The buyback program is part of a suite of new gun control measures promised by the federal Liberals in the 2019 election campaign, and follows the announcement of an executive order last May that changed the classification listings to prohibit roughly 1,500 “assault-style” weapons.
While terms like “assault-style” and “assault rifle” are not legal classifications in Canada, they are frequently used colloquially by gun control advocates and the government to describe the type of high-capacity, quick-fire guns targeted by the ban.
Automatic firearms are already prohibited in Canada, as are high-capacity magazines.
Trudeau had said last May that legislation to implement a buyback program would not be introduced until the immediate crisis of the coronavirus pandemic was under control.
He had also stressed it would take time to come up with a proposal that could win support from at least one other party in a minority Parliament.
“We’ve charted a plan of action,” he said, noting the buyback program will be finalized in the coming months and will prevent those weapons from being bequeathed or sold.
“You can’t fight gun violence or any violence on just one front.”
Conservative public safety critic Shannon Stubbs called the announcement “disappointing” in a joint statement issued with Richard Martel, the party’s Quebec lieutenant.
“Instead of targeting law-abiding Canadians and firearm retailers, the government should be investing in police anti-gang and gun units and the CBSA to provide law enforcement with the resources they need to stop illegal smuggling operations and get dangerous criminals and gangs off the streets,” they said.
“Conservatives have, and will always, support common-sense firearms policies that keep guns out of the hands of dangerous criminals. We are calling on the Trudeau Liberals to ensure that Canada’s firearms legislation is based on evidence, not on ideology, and respects the rights of Canadians.”
Nathalie Provost, a survivor of the École Polytechnique massacre in 1989 and a gun control advocate with the group PolySeSouvient, said the government’s efforts fall short.
She has been an outspoken advocate for the need for mandatory buyback program, and said the lack of one now leaves her feeling “betrayed.”

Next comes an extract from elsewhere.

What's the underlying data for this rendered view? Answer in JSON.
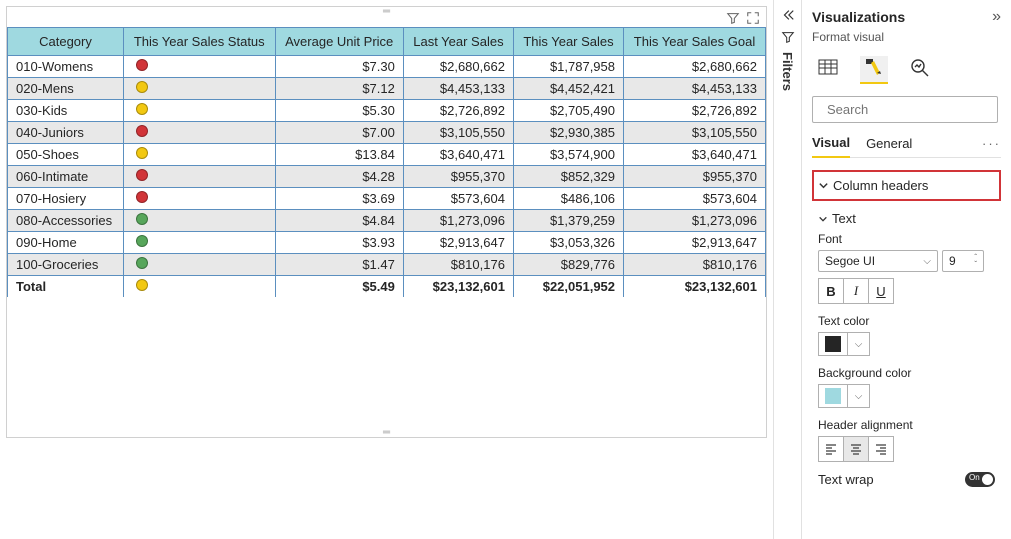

“I think that all the families that were involved with those massacre feel betrayed like I am,” she said in an interview on Tuesday with Global News.
“If a new government comes in that has not the same opinion on these kinds of weapons, they can switch the law,” she added. “The only way we could have really changed the picture in Canada would be to have a mandatory buyback, to have something permanent and to have a permanent impact.“
The legislation will also allow municipalities to ban handguns through bylaws restricting their possession, storage and transportation. Trudeau said the measures will be backed up with serious penalties to enforce these bylaws, including jail time for people who violate municipal rules.
Many gun control advocates have pressed for a national handgun ban, warning that leaving it up to municipalities would create an ineffective patchwork of regulations.
Toronto Mayor John Tory said city staff are reviewing the bill and welcome federal efforts to tackle gun violence.
“The federal government has said the changes announced today would allow municipalities to ban handguns and include federal penalties for those who violate local bylaws,” Tory said in a statement.
“The City looks forward to receiving details from the Government of Canada on how such a ban would work and what its impact would be on gun violence.”
The bill will also increase criminal penalties for gun smuggling and trafficking, and enhance the capacity of police and border officers to keep illegal firearms out of the country.
It also creates new offences for altering the cartridge magazine of a firearm and introduces tighter restrictions on importing ammunition.
Public Safety Minister Bill Blair said the legislation, tabled Tuesday morning in the House of Commons, will not allow the owners of the prohibited firearms to bequeath them to others, or to continue to use them under “grandfathering” policies.
He said those who choose not to sell their weapons back to the government will be held responsible if the weapons “end up in the hands of criminals.”
“Gun ownership in this country is a privilege, not a right,” Blair said.
“We do not arm ourselves in this country to protect ourselves from our fellow citizens. We rely on the rule of law, not the end of a gun, for our safety.”
The legislation will also create what are often referred to as “red flag” laws.
Those will allow people such as concerned friends or relatives of a gun owner to ask the courts for an immediate removal of the firearm, or to have the person’s license suspended and/or reviewed.
The rules are intended as a way to remove guns from people believed to pose a risk of using firearms in intimate partner or gender-based violence, or self-harm, according to the government.
Current owners of the prohibited guns have criminal amnesty until April 30, 2022, and can only transfer or transport their firearms for specific purposes.
Blair said the intent of the legislation is to render the 1,500 firearms “legally unusable” in order to incentivize owners to sell them to the government.
While final details of the cost of such a buyback are not yet clear, Blair said current estimates that there are between 150,000 to 200,000 of the weapons in Canada translates to a potential cost of between $300 million and $400 million if the average market price for each firearm is around $1,300.
— With files from The Canadian Press.
— With files from Global’s Bryan Mullan.